“Globally, OrCam is empowering tens of thousands of users in 25 languages, and in 50 countries. In each country where OrCam devices are available, the company aims to secure funding/reimbursement from national government and regional agencies and health insurance systems which are designed to support the needs of people who have disabilities. These efforts are primarily to attain support for low-income populations in need. As time goes on, and more than a decade of R&D results in steady user growth, OrCam hopes to offer a reduction in the cost of its products. Depending on the country, OrCam devices are made available through a variety of channels such as specialist distributors, clinics and hospitals, opticians and also directly to the user.
What are the prospects that OrCam can grow and remain an independent company, or is it likely to be acquired, like Mobileye, by Intel, an early investor?
“OrCam continues to grow, innovate, and develop personal AI with a purpose. The company strives to provide increased independence to people who are blind or visually impaired, hearing impaired, have reading difficulties, and for other populations.
“The startup has captured numerous global accolades, including the company’s flagship OrCam MyEye 2 assistive technology device being named as one of TIME magazine’s Best Inventions of 2019.
“OrCam plans to remain an independent company and fully in control of its direction.
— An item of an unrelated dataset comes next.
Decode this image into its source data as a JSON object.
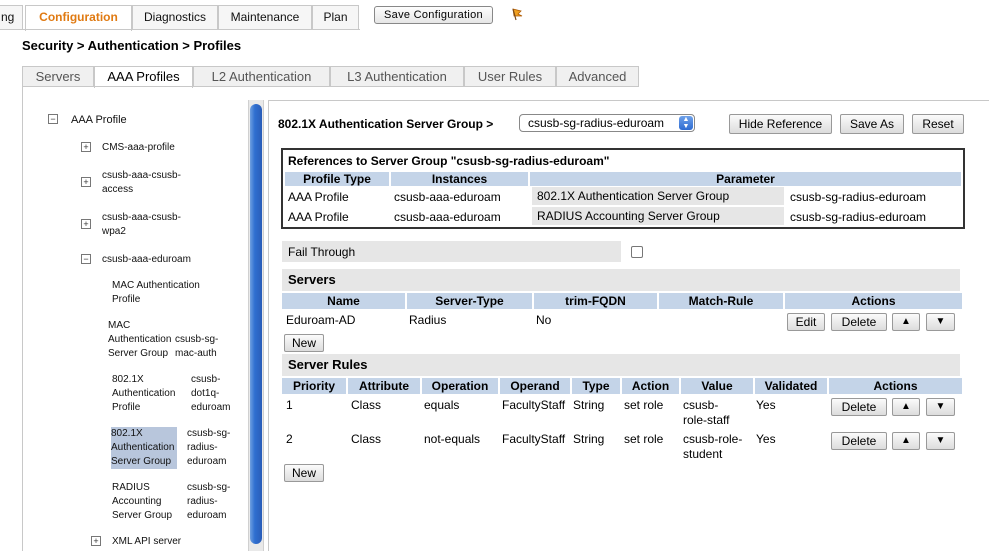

As with Mobileye, the plan is for an IPO (initial public offering of shares) in the coming years – when it makes strategic sense for OrCam to do so.” n
The writer heads the Zvi Griliches Research Data Center at S. Neaman Institute, Technion and blogs at www.timnovate.wordpress.com